After lockdown, we must ask: who is the economy for anyway?

“What would it look like if we decided that our economy was no longer to be rigged in favour of folk who have benefited from its collapse?”

In the final part of his series on the impact of the Covid pandemic on the economy, Craig Dalzell asks the fundamental question that should underpin all efforts to rebuild.

THERE is a famous New Yorker cartoon of a man in a torn suit sitting in a post-apocalyptic landscape, explaining to children that, while the planet was destroyed, they nevertheless managed, “for a beautiful moment in time”, to create a lot of value for shareholders.

I completely understand that we cannot remain in lockdown forever and that we have to start to re-emerge but I see in several countries – notably the UK – a push to get us out of lockdown not because the threat of the virus has receded but because of a desire to get the economy moving again as fast as possible. Almost like the “V-shaped recession” scenario that I explained at the start of this series has become a target rather than a “reference scenario”.

We see the UK Government trying to get us all back to work by “weaning” us off our “dependence” on their emergency wage replacement measures – as if we’re addicted to money and laziness rather than simply desiring to be able to avoid catching a life-threatening pandemic.

The consequence of the tapering and cancelling of these programmes before it is safe to do so will be that people will be forced to place themselves at risk of catching the virus. Doing so in a blanket way, all at once, without taking into account the various sectors of the economy will be utterly disastrous for those sectors most at risk of spreading the virus.

It’s one thing to reopen, say, a drive-through takeaway where the employees can maintain a safe distance from the public. Such a business could reopen fairly early – many of them will be opening today under Phase 1 of the Scottish Government’s lockdown easing process.

A restaurant in the city centre without access to drive through facilities but able to spread out its tables and move out into the newly pedestrianised road and square outside will be able to open a bit later, in Phase 2 of the Scottish plan.

But consider a small, upper-floor cafe. It can’t spread outside. It can’t open a drive through. Maybe its margins are so fine that it really needs to be mostly full, most nights in order to pay its city centre rents and rates so dropping to 20 per cent capacity to maintain physical distancing isn’t going to do more than delay the inevitable. Right now, that restaurant can’t open and won’t open until Phase 3 or Phase 4 of easing.

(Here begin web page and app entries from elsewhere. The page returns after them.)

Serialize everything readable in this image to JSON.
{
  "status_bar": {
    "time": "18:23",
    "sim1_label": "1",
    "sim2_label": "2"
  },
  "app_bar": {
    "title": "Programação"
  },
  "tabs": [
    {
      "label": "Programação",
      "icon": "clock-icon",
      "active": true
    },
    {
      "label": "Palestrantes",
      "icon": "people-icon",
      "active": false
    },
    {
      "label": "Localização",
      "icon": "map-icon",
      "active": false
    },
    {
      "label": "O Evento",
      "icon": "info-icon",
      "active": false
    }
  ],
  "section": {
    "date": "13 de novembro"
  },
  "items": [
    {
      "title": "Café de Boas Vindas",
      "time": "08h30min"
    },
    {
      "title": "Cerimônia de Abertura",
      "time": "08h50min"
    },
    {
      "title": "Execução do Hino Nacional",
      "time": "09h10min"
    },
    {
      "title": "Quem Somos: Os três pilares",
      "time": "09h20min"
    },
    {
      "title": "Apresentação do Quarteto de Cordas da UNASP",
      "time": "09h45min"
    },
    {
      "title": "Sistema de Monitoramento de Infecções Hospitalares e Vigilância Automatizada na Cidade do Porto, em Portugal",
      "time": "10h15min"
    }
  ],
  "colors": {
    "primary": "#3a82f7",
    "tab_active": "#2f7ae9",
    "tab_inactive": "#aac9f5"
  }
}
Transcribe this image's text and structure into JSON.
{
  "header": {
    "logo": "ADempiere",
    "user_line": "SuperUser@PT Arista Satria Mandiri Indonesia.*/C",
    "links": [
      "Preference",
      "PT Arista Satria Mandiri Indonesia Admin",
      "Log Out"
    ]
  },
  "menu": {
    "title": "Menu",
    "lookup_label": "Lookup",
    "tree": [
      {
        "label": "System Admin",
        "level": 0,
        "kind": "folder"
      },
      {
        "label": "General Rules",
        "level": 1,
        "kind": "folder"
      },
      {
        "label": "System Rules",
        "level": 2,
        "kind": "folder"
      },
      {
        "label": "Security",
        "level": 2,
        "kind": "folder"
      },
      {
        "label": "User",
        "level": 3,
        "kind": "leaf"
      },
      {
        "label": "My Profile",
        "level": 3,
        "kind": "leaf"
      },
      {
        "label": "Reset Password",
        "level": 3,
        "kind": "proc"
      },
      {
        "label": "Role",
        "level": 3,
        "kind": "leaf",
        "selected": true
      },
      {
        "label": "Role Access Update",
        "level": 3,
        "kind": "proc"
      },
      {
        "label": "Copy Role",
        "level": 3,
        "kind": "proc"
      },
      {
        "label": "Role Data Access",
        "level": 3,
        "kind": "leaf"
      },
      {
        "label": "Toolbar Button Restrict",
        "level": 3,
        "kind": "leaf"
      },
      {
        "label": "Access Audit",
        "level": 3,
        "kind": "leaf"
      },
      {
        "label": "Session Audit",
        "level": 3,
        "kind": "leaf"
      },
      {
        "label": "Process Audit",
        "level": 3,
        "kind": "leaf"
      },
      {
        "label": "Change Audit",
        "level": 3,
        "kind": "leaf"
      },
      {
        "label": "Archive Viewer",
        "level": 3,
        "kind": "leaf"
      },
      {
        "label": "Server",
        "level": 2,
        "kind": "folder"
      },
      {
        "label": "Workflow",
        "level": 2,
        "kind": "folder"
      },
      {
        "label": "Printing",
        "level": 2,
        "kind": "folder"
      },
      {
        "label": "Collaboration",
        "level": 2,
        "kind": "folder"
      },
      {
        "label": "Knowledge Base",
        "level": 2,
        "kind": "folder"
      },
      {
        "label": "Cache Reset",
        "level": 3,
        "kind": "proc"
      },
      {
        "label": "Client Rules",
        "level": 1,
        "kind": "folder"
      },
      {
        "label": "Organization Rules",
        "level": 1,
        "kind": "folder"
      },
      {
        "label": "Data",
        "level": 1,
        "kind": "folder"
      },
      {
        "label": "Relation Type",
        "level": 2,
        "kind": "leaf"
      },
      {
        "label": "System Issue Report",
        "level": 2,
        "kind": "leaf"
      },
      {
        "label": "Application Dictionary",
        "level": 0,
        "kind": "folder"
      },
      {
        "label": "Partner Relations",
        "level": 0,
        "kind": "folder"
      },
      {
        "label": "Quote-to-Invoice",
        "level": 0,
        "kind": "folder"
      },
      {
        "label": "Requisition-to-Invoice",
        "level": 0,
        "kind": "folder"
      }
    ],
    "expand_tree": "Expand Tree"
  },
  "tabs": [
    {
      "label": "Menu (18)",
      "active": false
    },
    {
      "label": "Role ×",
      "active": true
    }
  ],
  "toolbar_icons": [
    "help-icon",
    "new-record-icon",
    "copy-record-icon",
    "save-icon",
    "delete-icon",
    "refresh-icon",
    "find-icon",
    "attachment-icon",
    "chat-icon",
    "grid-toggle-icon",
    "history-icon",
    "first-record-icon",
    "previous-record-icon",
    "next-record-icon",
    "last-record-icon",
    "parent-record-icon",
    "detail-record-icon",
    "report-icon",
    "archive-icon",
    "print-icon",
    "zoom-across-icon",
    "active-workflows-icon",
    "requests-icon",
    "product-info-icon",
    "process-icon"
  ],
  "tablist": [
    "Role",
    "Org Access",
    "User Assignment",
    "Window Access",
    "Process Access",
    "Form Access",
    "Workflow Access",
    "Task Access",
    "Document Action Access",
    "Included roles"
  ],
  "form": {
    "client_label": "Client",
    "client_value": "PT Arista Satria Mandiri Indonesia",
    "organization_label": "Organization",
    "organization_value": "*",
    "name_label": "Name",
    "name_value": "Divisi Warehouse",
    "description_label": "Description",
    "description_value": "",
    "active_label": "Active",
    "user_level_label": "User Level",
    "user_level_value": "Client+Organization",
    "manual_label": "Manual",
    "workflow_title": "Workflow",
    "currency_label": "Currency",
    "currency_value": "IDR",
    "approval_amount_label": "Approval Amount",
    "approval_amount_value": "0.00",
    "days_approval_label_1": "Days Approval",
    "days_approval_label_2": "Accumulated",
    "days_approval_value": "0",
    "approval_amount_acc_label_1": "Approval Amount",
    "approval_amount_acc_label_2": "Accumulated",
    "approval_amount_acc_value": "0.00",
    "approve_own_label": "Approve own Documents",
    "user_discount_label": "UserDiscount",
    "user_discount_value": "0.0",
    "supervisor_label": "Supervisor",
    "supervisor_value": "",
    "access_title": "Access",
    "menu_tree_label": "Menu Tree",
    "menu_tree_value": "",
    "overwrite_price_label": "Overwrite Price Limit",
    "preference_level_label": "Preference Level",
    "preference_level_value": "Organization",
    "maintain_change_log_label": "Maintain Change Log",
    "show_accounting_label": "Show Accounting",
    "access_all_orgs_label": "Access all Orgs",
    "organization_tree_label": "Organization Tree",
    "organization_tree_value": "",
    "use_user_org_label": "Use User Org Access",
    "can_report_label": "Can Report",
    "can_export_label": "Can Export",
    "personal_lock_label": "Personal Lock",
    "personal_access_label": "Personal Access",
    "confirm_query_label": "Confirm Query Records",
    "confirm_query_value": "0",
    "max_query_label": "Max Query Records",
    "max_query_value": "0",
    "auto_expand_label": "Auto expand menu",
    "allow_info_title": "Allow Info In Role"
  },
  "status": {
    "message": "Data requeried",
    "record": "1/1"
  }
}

But the UK’s strategy of winding down the furlough scheme doesn’t care about that. It simply doesn’t care that some sectors of the economy will inherently be unable to open until later stages of easing and some areas within certain sectors will open later than others. The UK Government’s blanket approach will not return us back to normal after a quick V-shaped dip, but will actively kill any business that is both unable to open early and too small to sustain itself without help. Right now, that small, upper floor restaurant’s income is effectively zero and if they are asked to start paying workers again, even in part, I really can’t see how they will remain open.

And so what will remain after that cull? Multi-nationals already sitting on dragon-hordes of cash or “offshored, tax efficient management portfolios” if you prefer. They will gather together a monopoly on what is left of the economy and swarms of vulture capitalists will descend to pick the bones of anything that is left; this process has already begun. Worse, it will probably be cheered on by the same folk who for years have extolled the virtues of “inward direct investment”.

What would it look like if we decided that our economy was no longer to be rigged in favour of folk who have benefited from its collapse?

In many ways, this has been the central question to my series here for the past several weeks. I’ve tried not just to look at the impact on various sectors but to offer a vision of those sectors if only we could “build back better”. Instead of commuting through traffic jams, I want an efficient public transport network. Instead of financialised package holidays destroying the environment, perhaps we could get to know our own country better. Instead of shipping boxes of useless widgets around the globe, maybe we can make better things here, buy less and share more. And instead of companies mass-building crap houses for large profits, maybe we can build homes that we actually want to live in.

Next week, Common Weal is going to launch our next major campaign to rebuild Scotland’s society and economy on stronger foundations. To be much more resilient, more flexible, more local and built for us and for the environment. It will marry much of what Common Weal has produced over the past six years such as our work on investment-led economics, our blueprint for a Green New Deal and our work on Scottish independence into a single post-covid reconstruction plan. We’re doing this because we recognise that the solutions that we’ve been advocating for to solve many of the crises that we’re facing are, in fact, the solutions to this one too.

These aren’t big asks, really. They’re only ‘radical’ in the sense that the people with the most to lose from these changes are the people who made us miserable in the old, pre-pandemic economy. These are the same people who want us to go back to that economy – even if we end up getting sick again because of it. It’s time to Build Back Better. We cannot continue to serve our lives under the people who, for this beautiful moment in time, would again serve us to their shareholders.

Picture courtesy of Nik Anderson